Will the daylilies never quit? Each blossom lasts for only one day, yet they keep going. It’s such a treat to peek into the garden corner and see more of these pretty blooms each day.
7. Butterfly Bush, a tall perennial that appears more like a shrub, produces its best blooms late in the season. With an appearance similar to lilac, this beautiful flower continues to draw in all kinds of butterflies and hummingbirds.
Delicate-looking Japanese Anemone or windflower is really just getting started this time of year. I planted a couple of anemones a few years ago and am still surprised when I look at the fence row and see these tall, lovely, long-stemmed beauties making their late-Summer appearance.
This tall, cheerful, easygoing perennial blooms right on into early fall. I am trying these for the first time, and have them in a container with other colorful late-blooming flowers. So far I’m loving the combination.
Lamb’s ears are such a fun little plant to grow! With their thick, fuzzy, silvery foliage, they are very on-trend in arrangements and bouquets right now too. I have had them in my garden for years. They are reliable, easy to grow, and provide a long season of garden interest.

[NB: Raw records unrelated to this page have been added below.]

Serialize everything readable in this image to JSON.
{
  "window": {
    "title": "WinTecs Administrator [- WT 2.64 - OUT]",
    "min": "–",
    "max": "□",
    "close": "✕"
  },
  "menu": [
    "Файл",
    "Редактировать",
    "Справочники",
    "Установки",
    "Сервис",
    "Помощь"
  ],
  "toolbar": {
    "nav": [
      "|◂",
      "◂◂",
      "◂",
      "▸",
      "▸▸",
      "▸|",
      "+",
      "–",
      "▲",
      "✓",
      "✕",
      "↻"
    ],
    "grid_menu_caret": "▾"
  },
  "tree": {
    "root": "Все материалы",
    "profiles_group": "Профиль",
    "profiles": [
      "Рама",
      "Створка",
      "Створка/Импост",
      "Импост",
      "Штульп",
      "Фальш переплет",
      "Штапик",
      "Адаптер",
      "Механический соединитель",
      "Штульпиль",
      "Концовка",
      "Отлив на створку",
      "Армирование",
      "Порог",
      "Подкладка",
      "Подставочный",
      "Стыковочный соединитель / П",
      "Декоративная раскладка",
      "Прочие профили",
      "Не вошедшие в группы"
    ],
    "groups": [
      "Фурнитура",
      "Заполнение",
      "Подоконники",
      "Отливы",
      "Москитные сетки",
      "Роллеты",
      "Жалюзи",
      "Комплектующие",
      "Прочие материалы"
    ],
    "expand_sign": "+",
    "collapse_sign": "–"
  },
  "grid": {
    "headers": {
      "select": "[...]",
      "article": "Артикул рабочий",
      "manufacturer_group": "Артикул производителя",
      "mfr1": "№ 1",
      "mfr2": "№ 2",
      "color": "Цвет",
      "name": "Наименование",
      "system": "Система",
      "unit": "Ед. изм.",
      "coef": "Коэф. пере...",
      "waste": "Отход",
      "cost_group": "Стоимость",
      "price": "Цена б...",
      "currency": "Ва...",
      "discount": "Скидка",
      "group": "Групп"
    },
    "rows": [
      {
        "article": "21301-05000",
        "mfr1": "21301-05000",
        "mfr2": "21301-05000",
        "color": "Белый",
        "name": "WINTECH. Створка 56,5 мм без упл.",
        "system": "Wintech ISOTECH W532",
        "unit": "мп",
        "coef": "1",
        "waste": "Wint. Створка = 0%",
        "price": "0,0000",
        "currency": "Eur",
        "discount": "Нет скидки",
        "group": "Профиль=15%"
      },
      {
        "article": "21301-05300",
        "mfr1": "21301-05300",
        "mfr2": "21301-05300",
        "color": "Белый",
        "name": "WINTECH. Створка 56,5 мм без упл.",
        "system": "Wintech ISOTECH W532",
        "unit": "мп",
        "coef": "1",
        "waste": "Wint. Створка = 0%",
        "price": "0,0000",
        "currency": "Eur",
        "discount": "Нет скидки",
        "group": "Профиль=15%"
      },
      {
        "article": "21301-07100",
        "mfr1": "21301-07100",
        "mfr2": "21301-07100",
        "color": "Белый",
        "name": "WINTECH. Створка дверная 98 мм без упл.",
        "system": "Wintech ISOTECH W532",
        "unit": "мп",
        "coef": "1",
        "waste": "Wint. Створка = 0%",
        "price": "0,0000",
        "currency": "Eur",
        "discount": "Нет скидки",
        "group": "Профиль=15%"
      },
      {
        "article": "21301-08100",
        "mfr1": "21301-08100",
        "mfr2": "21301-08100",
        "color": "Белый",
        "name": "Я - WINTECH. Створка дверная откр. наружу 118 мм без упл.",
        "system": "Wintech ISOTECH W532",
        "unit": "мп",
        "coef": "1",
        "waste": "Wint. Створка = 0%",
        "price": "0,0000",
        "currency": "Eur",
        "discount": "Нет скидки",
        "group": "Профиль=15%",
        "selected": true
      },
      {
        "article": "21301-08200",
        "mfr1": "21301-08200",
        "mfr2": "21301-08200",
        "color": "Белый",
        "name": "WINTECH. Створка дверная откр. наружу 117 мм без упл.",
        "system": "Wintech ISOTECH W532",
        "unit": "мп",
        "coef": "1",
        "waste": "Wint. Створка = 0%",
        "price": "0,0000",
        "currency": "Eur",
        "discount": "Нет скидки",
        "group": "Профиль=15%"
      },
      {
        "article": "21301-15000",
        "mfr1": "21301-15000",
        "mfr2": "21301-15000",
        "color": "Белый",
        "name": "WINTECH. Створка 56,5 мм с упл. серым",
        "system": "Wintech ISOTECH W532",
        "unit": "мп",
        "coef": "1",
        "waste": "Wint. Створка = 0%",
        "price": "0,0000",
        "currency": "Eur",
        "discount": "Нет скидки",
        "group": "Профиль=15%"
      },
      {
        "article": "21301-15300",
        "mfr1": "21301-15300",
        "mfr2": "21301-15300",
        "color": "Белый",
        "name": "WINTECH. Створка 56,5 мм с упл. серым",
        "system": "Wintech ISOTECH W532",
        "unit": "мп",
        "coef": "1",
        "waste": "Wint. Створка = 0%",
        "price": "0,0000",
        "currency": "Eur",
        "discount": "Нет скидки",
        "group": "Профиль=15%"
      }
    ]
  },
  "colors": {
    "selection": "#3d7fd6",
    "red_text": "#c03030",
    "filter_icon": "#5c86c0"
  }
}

I love savoring beautiful garden blooms as long as possible. How about you?
I love old fashioned flowers. I remember seeing these lovely blooms in the gardens of my elderly aunts and neighbors as a kid and being fascinated by them. One year I grew a little patch of four-o-clocks with my mom, who was fantastic at involving and interesting us in the everyday miracles of nature. Each day we would see what time the four-o-clocks “woke up.” We even found a Little Golden Book in the grocery store check-out with rhymes about different types of flowers. I don’t have the book, but I remember part of the rhyme: Four-o-clock’s a stay-a-bed, she doesn’t raise her sleep head……or something like that!
Last year I decided to put some four-o-clock seeds in the ground at my own home. By this year, they have formed a pretty good little patch. They are not perennials in my area, but they do readily re-seed, so be careful where you put them. They are charming flowers that are sweetly scented and attract butterflies and hummingbirds. As the name implies, the buds do not open until the afternoon.
In my garden, they are planted next to morning glories which makes a fun display. Just as the morning glories are closing up shop for the day, the four-o-clocks begin putting on a show. One of my kids came home from school years ago with a beautiful morning glory plant they had grown in his classroom in the variety Grandpa Ott. Another reseeding flower, they grow all over the place now, and I always have to pull some out. The amazing purple blooms that greet the sun each day are worth it though, and each year when they come up I think of my son presenting them to me.
Planting these two flowers together is a fun way to get your kids engaged in gardening and nature just like my mom did. In southern areas, it’s still not too late to give this a try. I even grew morning glories in the house with my kids one year and let the vines climb up the living room windows on strings! There are so many ways to engage with kids and plants, and the time they spend with you tending a garden will likely become a treasured memory.
Have a wonderful afternoon and take time to appreciate the small joys of life!